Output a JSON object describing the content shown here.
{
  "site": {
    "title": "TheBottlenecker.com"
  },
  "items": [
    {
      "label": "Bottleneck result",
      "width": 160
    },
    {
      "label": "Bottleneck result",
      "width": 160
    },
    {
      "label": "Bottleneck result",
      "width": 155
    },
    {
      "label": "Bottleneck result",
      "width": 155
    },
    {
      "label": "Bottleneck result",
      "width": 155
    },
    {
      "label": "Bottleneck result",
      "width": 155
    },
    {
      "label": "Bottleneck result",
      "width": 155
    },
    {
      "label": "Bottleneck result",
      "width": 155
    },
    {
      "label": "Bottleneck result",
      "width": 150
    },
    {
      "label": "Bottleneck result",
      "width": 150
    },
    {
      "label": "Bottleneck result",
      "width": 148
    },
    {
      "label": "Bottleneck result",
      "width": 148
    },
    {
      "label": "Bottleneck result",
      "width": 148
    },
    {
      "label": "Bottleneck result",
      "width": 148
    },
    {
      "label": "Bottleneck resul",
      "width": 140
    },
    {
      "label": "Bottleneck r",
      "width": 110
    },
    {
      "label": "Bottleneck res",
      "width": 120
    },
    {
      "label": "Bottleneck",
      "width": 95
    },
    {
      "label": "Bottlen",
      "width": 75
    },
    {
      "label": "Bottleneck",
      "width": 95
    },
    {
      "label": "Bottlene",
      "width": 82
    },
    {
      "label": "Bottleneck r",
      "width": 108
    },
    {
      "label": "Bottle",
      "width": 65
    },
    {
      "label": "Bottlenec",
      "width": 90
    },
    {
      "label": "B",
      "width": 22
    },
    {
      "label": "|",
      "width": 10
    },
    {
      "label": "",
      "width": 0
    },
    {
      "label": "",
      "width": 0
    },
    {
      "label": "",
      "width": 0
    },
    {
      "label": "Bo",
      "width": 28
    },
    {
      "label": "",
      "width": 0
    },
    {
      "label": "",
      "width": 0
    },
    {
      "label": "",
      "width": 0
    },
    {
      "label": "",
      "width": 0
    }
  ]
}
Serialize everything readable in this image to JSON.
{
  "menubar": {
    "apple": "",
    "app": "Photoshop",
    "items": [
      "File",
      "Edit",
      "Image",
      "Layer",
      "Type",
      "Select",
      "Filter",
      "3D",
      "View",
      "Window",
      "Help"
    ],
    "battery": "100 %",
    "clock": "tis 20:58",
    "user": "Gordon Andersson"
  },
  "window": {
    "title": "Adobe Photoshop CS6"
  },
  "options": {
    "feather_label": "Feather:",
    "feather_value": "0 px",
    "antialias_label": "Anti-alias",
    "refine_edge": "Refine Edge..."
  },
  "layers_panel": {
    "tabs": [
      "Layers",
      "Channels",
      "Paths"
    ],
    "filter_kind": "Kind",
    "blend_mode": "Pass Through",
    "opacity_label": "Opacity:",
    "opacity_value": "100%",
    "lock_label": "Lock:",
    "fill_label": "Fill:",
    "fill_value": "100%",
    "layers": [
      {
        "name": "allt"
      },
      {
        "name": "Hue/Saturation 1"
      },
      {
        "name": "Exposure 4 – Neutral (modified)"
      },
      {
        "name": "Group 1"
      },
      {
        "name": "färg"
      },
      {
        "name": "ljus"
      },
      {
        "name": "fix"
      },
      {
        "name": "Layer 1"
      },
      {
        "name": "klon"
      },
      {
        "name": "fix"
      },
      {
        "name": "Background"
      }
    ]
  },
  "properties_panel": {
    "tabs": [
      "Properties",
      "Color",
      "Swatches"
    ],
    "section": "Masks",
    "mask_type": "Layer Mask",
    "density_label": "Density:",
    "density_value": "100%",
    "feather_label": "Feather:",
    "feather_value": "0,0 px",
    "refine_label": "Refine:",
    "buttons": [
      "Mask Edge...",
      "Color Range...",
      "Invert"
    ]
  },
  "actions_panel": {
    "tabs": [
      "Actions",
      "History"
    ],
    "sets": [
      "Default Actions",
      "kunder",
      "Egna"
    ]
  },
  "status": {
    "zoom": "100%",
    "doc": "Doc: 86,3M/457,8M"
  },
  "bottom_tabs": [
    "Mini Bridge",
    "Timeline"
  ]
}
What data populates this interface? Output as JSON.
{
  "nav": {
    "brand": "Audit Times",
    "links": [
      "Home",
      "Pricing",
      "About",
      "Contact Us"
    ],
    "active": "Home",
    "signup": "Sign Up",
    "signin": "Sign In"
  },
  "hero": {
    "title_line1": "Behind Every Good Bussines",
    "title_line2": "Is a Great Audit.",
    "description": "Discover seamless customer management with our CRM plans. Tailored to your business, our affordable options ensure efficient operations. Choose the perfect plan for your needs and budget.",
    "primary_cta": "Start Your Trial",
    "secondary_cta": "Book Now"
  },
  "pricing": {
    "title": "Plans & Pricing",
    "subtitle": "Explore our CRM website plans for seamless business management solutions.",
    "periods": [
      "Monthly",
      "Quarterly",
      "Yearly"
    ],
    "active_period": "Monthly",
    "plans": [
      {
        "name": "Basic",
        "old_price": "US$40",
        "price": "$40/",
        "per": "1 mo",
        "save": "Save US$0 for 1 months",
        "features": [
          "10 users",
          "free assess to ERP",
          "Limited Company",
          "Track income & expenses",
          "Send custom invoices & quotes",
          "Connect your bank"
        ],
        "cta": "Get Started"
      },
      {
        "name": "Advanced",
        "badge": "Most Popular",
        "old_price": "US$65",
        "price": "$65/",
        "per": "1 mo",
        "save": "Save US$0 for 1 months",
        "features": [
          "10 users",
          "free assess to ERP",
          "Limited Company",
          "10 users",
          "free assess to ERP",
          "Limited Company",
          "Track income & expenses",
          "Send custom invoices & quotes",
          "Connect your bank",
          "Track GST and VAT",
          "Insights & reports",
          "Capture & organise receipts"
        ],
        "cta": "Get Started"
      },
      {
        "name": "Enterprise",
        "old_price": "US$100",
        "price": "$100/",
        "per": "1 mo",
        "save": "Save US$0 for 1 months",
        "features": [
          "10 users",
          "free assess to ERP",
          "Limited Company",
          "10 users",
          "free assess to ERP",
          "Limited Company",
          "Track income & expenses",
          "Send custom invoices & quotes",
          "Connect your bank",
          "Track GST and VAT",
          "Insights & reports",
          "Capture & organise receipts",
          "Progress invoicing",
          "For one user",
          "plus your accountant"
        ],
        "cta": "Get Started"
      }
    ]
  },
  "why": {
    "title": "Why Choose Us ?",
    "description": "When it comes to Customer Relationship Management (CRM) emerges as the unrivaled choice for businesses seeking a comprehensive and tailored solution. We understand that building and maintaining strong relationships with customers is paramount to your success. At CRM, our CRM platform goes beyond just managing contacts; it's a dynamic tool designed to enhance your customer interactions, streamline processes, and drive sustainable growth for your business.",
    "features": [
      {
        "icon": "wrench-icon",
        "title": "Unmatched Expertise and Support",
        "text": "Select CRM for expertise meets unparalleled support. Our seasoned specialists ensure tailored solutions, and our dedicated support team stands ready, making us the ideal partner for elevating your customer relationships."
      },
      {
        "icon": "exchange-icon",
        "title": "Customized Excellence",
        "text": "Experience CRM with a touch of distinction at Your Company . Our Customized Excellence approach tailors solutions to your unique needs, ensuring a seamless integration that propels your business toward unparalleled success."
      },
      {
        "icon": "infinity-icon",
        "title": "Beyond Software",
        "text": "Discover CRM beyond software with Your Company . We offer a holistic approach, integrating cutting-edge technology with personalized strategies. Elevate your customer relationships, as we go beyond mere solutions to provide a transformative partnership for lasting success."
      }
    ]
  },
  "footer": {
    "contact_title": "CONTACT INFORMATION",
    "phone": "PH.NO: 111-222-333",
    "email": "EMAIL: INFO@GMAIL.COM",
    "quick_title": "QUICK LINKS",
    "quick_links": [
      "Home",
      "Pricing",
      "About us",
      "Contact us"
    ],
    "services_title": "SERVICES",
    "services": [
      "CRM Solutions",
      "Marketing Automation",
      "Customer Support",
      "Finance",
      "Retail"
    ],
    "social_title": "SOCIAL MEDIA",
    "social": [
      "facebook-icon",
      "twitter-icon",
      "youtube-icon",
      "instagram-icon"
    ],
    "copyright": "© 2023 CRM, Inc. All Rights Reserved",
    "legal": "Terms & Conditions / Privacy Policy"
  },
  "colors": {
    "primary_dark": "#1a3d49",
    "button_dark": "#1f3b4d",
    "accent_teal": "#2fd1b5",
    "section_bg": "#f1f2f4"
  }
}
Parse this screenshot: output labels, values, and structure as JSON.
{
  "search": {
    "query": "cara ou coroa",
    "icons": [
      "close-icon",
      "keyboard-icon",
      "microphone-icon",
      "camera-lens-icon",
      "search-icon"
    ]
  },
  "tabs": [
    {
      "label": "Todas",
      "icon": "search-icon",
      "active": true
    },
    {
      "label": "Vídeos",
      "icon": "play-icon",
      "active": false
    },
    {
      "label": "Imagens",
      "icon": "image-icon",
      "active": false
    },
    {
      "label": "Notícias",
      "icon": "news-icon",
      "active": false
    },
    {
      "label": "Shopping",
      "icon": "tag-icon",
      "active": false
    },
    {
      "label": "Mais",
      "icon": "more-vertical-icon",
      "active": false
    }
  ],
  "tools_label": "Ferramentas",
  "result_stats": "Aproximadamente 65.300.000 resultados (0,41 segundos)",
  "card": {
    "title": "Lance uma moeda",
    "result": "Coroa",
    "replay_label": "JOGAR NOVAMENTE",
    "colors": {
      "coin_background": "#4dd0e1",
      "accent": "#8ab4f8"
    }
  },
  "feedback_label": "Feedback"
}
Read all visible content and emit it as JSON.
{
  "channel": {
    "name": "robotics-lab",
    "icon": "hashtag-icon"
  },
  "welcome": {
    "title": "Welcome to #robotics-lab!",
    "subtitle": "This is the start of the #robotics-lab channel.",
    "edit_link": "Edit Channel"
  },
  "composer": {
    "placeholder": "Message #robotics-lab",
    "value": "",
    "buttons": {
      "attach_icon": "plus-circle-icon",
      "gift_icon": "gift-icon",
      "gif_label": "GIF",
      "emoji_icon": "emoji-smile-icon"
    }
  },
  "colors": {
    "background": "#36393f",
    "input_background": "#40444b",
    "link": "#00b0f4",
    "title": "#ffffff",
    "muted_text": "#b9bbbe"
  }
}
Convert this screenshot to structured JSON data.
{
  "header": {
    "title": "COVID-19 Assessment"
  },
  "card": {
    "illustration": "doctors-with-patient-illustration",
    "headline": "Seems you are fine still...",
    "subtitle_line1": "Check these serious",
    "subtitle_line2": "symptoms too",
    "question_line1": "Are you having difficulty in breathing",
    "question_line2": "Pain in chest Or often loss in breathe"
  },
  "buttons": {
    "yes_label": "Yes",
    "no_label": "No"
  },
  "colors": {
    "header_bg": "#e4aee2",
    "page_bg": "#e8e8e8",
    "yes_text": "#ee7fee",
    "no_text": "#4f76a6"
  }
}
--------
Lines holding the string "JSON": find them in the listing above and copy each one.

Output a JSON object describing the content shown here.
Serialize everything readable in this image to JSON.
What data populates this interface? Output as JSON.
Parse this screenshot: output labels, values, and structure as JSON.
Read all visible content and emit it as JSON.
Convert this screenshot to structured JSON data.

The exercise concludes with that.